In 2013 Frozen hit theatres like an unsuspecting blizzard. Children and adults alike were blown away by the film’s tale of love, acceptance and female empowerment. The film became a lucrative cultural phenomenon that spawned endless merchandise, short films and had thousands of kids repeatedly belting out the Oscar winning song “Let It Go” much to their parent’s chagrin.
In a perfect world directors Chris Butler and Jennifer Lee’s sequel Frozen II would be content to simply capitalized on that frozen moment in time.
The world has changed in the past six years though, and people are no longer accepting the status quo. The shifting climate, both socially and environmentally, is something that even this blockbuster franchise cannot ignore.

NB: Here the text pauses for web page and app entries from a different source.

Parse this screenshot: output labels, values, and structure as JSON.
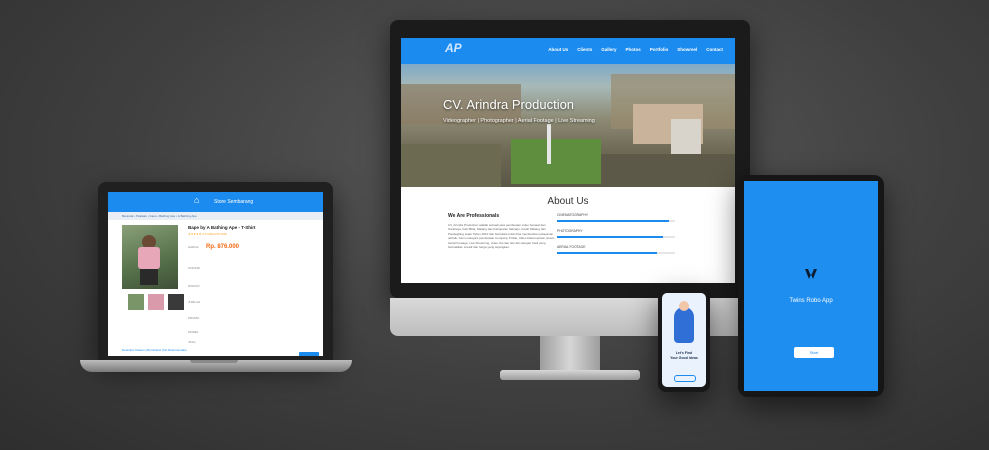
{
  "imac_site": {
    "nav": [
      "About Us",
      "Clients",
      "Gallery",
      "Photos",
      "Portfolio",
      "Showreel",
      "Contact"
    ],
    "hero_title": "CV. Arindra Production",
    "hero_subtitle": "Videographer | Photographer | Aerial Footage | Live Streaming",
    "about_title": "About Us",
    "about_heading": "We Are Professionals",
    "about_text": "CV. Arindra Production adalah sebuah jasa pembuatan video berasal dari Surabaya, Kab Blitar, Malang dan Kabupaten Sidoarjo, Kediri Malang dan Pandeglang sejak Tahun 2010 dan bertekad untuk bisa memberikan pelayanan terbaik. Kami melayani pembuatan Company Profile, Video Dokumentasi, Event, Aerial Footage, Live Streaming, video clip dan lain-lain dengan hasil yang berkualitas, kreatif dan harga yang terjangkau.",
    "skills": [
      {
        "label": "CINEMATOGRAPHY",
        "level": 0.95
      },
      {
        "label": "PHOTOGRAPHY",
        "level": 0.9
      },
      {
        "label": "AERIAL FOOTAGE",
        "level": 0.85
      }
    ]
  },
  "laptop_site": {
    "shop_name": "Store Sembarang",
    "breadcrumb": "Beranda • Pakaian • Kaos • Bathing Ape • A Bathing Ape",
    "product_title": "Bape by A Bathing Ape - T-Shirt",
    "rating_text": "★★★★★ 4.9 Dilihat 50.000x",
    "price_label": "HARGA",
    "price": "Rp. 876.000",
    "rows": [
      "ONGKIR",
      "DISKON",
      "JUMLAH",
      "PROMO",
      "MODEL",
      "JASA"
    ],
    "tabs": "Deskripsi   Ulasan (39)   Diskusi (12)   Rekomendasi",
    "buy_label": "Beli"
  },
  "phone_app": {
    "title_line1": "Let's Find",
    "title_line2": "Your Good Ideas"
  },
  "tablet_app": {
    "app_name": "Twins Robo App",
    "button_label": "Start"
  },
  "colors": {
    "accent": "#1c8bef",
    "background": "#444444",
    "price": "#f26a12"
  }
}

Set three years after the events of the first film, Frozen II finds Elsa (Idina Menzel), Anna (Kristen Bell), Olaf (Josh Gad), Kristoff (Jonathan Groff) and trusty Sven all living a peaceful existence in Arendelle. Things are so good that Kristoff is finally ready to propose to Anna, if he can muster up the nerve that is. Unbeknownst to the group, the past has been awoken and it threatens to destroy Arendelle’s future.
Haunted by siren like calls that only she can hear, Elsa believes the voice may hold the key to understanding her powers. With the gang in tow, Elsa and Anna set out to find answers in a mythical magical forest that their parents once told them about. However, what they uncover will not only force them to confront the horrors of the past, but also challenge their bond as well.
Frozen II brings back many of the elements that made the first film so successful. The animation is stunning and the level of detail brings rich layers to the action sequences. The film’s irreverent humour satisfies all ages and openly takes a couple of comedic jabs at the previous film. The best of which being a mid-film recap that Olaf gives to a group who have been literally out of touch with the modern world. There are also plenty of strong musical numbers, such as “Show Yourself” and “Into the Unknown,” that will no doubt get stuck in one’s head.
Rather than simply rest on the laurels of its predecessor, this film attempts to tackle some complex social issues. Similar to Zootopia’s attempt to teach kids about racism through a child-friendly filter, Frozen II touches on colonialism and its impact on the environment in a gentle way. At one point the gang stumble across a indigenous tribe whose once harmonious bond with nature has been disrupted by outsiders.
To be honest a Frozen film is the last place one would expect to find pointed commentary on dishonourable treaties governments forced on First Nations communities. Yet here we are.
Of course, being a product of a giant corporation, Frozen II takes its wokeness only so far. Anna may scream “wake up” at one point, but there are limitations to the uprising. Just as each character fears change, the film itself prefers to take baby steps over giant leaps.
Change is presented as something both scary and necessary even when one is reluctant to accept the bigger picture. Frozen II is not so much about overturning the institution that cause the problems, but rather addressing errors of the past while simultaneously keeping institutions intact. A goal that will only be achieved when those guarding the door step aside and let the marginalized have some control.
On par with its predecessor, Frozen II will delight fans of the franchise. While the film provides several environmentally conscious nuggets to think about, its voyage into the unknown still travels the safe path.